Portuguese wines were a huge surprise to me the first time I tried them and continue to be whenever I initiate others into this small but grand wine world of Portuguese wines.

Portugal has more to offer than just Port wines, they have amazing still wines a.k.a regular wines, that will blow you away! Having lived in Spain for the past two years and finally after being in the same Iberian Peninsula as Portugal, I ventured out to Oporto and then to the Douro River valley to taste some of the finest wines I had tasted in my life. Had I experienced these wines earlier, I would have potentially made Régua or Pinhão my new home instead of beautiful Rioja. I would have worked in a beautiful Quinta do…(add the name of any amazing Quinta here) and loved every minute of it. But I discovered this region already half way through my Masters of Viticulture and Enology program to be able to change paths at that point. There is always the future!

Viticulture and Enology Masters Group visiting the beautiful region of Douro, Portugal

I have taken with me, however, my love of Portuguese wines and am always happy to share this best kept secret with others.

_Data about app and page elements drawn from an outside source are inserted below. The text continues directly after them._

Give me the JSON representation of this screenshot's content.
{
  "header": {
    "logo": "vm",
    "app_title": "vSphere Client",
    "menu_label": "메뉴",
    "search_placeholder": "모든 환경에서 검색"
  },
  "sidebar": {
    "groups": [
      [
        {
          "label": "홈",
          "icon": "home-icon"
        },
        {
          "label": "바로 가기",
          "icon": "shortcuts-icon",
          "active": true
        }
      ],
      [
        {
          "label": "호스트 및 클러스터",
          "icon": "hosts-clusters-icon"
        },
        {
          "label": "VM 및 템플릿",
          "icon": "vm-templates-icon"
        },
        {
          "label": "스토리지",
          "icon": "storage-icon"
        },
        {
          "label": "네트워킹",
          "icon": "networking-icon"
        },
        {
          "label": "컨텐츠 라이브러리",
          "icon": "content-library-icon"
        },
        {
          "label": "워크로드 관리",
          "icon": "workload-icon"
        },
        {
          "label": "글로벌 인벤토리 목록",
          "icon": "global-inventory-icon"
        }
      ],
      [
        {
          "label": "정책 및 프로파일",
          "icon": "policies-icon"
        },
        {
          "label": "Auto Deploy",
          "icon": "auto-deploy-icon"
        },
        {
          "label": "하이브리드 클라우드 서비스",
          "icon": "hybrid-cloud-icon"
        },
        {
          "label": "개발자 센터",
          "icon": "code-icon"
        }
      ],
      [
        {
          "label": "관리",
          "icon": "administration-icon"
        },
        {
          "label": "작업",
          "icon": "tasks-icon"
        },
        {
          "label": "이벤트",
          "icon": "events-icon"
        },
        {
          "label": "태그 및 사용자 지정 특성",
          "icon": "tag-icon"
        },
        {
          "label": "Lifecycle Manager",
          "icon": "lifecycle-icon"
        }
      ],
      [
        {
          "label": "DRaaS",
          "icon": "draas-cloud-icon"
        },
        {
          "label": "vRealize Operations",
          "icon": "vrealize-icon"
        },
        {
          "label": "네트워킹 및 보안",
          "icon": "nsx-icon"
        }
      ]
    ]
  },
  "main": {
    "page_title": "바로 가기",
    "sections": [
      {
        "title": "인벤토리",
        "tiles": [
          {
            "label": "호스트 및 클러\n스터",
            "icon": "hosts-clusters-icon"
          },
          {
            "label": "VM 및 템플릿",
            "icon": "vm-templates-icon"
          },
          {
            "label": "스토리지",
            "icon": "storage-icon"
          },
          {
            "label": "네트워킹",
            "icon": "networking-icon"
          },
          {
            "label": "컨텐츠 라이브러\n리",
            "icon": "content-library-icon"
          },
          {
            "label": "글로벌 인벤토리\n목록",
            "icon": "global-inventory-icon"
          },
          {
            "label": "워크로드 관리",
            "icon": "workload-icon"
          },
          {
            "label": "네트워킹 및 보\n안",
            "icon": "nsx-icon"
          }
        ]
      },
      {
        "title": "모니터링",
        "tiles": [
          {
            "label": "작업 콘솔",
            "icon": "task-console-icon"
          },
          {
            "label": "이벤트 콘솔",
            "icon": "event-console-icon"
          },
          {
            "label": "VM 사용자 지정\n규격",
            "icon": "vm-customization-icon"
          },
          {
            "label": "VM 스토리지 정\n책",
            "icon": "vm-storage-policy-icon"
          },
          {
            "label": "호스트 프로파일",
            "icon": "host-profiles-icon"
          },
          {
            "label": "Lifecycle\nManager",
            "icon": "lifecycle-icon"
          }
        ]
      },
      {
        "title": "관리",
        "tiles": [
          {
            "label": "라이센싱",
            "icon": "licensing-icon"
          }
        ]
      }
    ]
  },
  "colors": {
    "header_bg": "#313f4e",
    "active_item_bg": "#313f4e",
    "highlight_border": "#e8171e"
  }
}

Most recently, at the Wine Bloggers’ Conference in Portland this past month, there was a reason to share and to celebrate. During the recent Live Wine Blogging event focused on Reds, which is similar to a speed dating event with wine, I was served the 2010 Herdade do Esporão, Portugal Red “Quatro Castas 4” made with none other than one of my favorite grape varieties, Tempranillo, also known as Aragonez in Portugal. This wine is made of four different varieties: Aragonez, Tinta Miuda, Tinta Caiada, and Alfrocheiro.

2010 Herdade do Esporão, Quatro Castas 4

It was produced in a new region for me of Portugal, Alentejano. This region is located west of Lisbon, on the way to Badajoz, Spain.  For a price point of $17, I was happily surprised to have such a quality wine at that price point. It was complex yet easy to drink, it is a medium-bodied wine that in your mouth explodes with raspberries, ripe plums, and touch of cherry (must be the Tempranillo, aka, Aragonez).

For me this was the first time, I had a chance to try Portuguese wines from Alentejano and now I have two very good wine regions of Portugal to direct fellow wine lovers to, Douro and Alentejano.  I also have a new location on my list of places to visit in the near future! Tchim-tchim! Saúde! Cheers!

To find out more about Esporão wines, visit them at Esporão Winery or follow them on Twitter at @esporaowines

Quinta do Vesuvio Estate of Symington Family Estates in Douro, Portugal

It is amazing how wines are made in this region of the world. These are “lagares” where the grapes are destemmed, pumped into these huge lake like things, everyone walks over them, extracting the best must. Then they break the seal or sombrero- hat with a long stick and collect the juice. What a great experience!

Special thanks to Pedro Leal da Costa of Symington Family Estates for showing us around.